* [Supplied data]:
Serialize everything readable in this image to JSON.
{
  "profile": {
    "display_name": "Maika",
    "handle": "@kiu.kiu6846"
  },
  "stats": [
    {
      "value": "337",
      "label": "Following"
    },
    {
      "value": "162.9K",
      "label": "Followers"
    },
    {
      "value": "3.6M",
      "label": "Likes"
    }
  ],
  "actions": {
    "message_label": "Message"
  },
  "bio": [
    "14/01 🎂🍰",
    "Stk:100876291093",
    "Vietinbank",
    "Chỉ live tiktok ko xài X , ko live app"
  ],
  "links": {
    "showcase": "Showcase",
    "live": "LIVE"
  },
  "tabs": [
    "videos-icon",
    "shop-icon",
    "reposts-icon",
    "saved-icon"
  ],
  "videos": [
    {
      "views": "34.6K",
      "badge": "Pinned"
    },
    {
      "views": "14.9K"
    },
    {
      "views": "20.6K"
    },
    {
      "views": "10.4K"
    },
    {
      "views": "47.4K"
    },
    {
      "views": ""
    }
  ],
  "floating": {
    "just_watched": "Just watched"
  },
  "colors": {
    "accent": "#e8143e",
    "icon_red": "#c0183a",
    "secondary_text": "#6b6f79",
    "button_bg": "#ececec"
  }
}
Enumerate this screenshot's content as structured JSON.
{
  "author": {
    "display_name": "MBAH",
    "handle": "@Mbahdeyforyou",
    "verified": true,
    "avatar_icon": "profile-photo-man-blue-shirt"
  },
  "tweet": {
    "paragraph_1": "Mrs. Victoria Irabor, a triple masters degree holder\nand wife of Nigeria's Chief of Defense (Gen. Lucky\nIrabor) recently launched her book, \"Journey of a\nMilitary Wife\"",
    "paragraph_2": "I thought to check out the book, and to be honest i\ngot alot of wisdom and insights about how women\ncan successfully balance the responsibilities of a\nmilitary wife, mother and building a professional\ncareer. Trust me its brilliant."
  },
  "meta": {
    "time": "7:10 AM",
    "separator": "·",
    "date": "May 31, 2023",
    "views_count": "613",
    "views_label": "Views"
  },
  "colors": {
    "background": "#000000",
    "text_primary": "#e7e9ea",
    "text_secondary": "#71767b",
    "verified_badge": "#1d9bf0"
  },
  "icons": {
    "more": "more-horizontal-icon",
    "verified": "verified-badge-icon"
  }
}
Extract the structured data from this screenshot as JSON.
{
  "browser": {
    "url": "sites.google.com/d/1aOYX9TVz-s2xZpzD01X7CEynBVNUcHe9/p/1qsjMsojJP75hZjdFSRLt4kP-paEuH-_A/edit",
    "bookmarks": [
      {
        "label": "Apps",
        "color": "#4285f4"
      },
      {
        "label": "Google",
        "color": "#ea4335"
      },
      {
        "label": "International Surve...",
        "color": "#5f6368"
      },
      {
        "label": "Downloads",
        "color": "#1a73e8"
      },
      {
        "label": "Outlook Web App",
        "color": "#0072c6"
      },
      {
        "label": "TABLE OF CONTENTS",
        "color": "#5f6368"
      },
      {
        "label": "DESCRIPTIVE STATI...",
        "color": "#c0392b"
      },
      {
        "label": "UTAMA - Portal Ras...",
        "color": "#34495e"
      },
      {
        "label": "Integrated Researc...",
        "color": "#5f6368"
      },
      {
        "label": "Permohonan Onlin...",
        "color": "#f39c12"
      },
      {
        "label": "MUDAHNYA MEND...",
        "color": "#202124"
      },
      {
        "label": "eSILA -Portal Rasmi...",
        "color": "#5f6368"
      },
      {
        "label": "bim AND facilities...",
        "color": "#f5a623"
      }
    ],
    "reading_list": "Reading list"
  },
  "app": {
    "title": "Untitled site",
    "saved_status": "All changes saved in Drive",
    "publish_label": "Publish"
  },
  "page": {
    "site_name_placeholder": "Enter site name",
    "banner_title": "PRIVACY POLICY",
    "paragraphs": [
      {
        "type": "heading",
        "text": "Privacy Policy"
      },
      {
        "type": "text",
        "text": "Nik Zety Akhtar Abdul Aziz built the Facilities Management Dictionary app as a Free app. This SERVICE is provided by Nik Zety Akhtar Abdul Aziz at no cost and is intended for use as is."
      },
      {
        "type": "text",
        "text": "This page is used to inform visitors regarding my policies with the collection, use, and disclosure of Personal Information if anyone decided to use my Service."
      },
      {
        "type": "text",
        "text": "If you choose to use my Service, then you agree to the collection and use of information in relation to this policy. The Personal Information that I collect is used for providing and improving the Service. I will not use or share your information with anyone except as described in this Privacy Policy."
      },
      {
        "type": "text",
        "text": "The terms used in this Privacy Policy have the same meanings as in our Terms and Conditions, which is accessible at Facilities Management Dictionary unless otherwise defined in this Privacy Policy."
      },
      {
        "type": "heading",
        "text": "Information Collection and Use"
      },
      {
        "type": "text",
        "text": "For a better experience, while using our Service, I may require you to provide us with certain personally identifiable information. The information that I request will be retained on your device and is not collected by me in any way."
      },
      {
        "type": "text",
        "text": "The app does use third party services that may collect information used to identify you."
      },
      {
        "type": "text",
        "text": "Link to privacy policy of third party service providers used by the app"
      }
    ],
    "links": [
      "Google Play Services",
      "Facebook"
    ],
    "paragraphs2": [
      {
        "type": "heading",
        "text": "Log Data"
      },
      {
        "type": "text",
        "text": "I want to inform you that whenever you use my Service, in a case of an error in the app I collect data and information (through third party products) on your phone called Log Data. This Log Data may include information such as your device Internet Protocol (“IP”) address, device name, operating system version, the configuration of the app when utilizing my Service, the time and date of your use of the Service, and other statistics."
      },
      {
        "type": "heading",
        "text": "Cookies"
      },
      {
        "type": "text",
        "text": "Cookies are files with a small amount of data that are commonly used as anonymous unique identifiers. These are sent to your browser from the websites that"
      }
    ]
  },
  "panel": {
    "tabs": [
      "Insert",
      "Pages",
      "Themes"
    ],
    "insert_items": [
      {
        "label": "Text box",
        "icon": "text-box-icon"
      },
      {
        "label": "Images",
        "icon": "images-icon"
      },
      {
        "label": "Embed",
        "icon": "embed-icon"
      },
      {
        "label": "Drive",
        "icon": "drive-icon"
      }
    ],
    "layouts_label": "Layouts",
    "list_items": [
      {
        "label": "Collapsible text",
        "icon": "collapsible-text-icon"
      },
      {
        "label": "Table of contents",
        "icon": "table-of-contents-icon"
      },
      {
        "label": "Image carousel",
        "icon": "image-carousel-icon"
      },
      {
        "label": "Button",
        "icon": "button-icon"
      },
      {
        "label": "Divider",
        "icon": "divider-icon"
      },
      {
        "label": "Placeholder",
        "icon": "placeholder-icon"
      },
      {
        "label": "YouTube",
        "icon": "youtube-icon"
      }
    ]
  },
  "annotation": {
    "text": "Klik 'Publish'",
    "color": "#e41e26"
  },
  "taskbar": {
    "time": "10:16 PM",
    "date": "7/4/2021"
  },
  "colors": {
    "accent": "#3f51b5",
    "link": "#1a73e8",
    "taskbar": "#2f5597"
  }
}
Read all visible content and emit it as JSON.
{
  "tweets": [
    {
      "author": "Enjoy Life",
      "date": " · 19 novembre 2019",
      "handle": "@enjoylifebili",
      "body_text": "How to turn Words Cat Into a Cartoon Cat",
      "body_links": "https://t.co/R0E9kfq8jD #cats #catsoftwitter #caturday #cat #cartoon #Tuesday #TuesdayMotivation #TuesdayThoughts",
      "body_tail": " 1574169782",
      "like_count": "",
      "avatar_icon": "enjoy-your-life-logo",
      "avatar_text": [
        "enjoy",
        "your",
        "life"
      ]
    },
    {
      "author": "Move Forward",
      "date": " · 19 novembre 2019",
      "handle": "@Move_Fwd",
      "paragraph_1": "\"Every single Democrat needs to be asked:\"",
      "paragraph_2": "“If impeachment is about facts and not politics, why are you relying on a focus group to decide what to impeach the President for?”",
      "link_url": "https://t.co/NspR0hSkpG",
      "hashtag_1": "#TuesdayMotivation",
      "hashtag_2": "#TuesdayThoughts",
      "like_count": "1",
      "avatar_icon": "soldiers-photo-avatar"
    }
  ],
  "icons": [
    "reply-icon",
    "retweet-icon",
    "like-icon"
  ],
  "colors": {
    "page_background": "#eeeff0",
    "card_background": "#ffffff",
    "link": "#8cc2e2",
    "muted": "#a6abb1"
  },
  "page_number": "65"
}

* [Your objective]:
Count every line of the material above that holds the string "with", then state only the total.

* [Result below]:
4